7/. Appropriately balanced portfolio

There are a lot of people with portfolios at the moment that are far too aggressive.

The last 10 years of growth has been such a long period of expansion, that people have forgotten what it is like to lose money. Overconfidence is at all-time highs.

When a crash occurs, overconfidence turns in to irrational selling decisions because it is unexpected.

Your portfolio should reflect a balance between growth and defensive assets that allows you to sleep at night during significant downturns. You may not be too happy about it, but at least you can continue with your investment plan without doing anything stupid.

If your current portfolio experienced a large drop and causes you to do something silly like sell at a loss when you didn’t plan for that, then you are investing too aggressively.

Stop trying to time the market and have an all-weather portfolio allocation that matches your investment goals, time horizon, and tolerance for risk.

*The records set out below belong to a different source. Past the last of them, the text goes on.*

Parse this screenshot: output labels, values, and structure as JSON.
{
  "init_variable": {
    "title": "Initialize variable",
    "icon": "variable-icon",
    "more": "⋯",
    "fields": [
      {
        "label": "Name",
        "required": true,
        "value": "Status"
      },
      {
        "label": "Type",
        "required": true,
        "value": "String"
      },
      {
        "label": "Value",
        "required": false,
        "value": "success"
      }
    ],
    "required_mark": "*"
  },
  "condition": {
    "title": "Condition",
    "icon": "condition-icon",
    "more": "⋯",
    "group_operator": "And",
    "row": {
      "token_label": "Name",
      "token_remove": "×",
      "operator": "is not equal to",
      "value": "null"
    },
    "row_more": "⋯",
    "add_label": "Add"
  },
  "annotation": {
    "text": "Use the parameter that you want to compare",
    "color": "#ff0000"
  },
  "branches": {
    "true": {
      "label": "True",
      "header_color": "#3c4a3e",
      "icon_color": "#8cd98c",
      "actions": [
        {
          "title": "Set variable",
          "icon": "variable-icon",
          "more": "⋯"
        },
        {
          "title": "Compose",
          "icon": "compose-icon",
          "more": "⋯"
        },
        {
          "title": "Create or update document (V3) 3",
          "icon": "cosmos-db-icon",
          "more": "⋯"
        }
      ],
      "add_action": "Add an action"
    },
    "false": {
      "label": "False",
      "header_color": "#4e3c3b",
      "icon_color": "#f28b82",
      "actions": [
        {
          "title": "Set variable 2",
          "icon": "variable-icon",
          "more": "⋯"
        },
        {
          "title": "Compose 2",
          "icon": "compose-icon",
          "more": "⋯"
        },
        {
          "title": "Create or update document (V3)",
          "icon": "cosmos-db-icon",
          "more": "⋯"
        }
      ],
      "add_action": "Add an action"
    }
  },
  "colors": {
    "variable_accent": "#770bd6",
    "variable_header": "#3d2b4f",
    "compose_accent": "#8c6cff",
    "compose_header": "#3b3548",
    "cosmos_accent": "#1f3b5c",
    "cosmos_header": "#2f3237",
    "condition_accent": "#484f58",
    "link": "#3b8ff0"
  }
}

In other words, don’t hold more stocks in a bull market than you would be comfortable holding during a bear market.

8/. Have cash ready for opportunities

Since selling my apartment last year, I have kept a bit of cash on the sidelines.

I wasn’t comfortable investing all the proceeds into growth assets as I plan to reduce my work hours in the next few years. This meant my investment philosophy had changed from one of growth to one of being a bit more conservative.

Sure, I’ve missed out on some gains over the last year but I’m happy with the decision as it aligns with my investment philosophy and risk tolerance, and allows me to sleep at night.

However, if an opportunity were to arise where I can purchase a cheap house or stocks then I will have cash on the ready to take advantage of any opportunity.

I’d be more comfortable investing in growth assets if they were much cheaper than today’s prices.

Final Thoughts

It is never too soon to prepare for a recession. It is also important not to fear a recession.

Embrace the inevitability.

Start thinking about how you would react or how well you would be placed to some of the scenarios outlined in this article.

If you are not happy with your findings, then start doing something about it now.

Sure, by having a large emergency fund, or cash on the sidelines, you may miss out on some gains if the market continues to rise.

If that’s the case, then at least there hasn’t been a recession!

Your worst-case scenario will still be a good scenario.

Whereas, the worst-case scenario for someone who isn’t prepared, may be very unpleasant.

The information contained on this site is the opinion of the individual author(s) based on their personal opinions, observation, research, and years of experience. The information offered by this website is general education only and is not meant to be taken as individualised financial advice, legal advice, tax advice, or any other kind of advice. You can read more of my disclaimer here.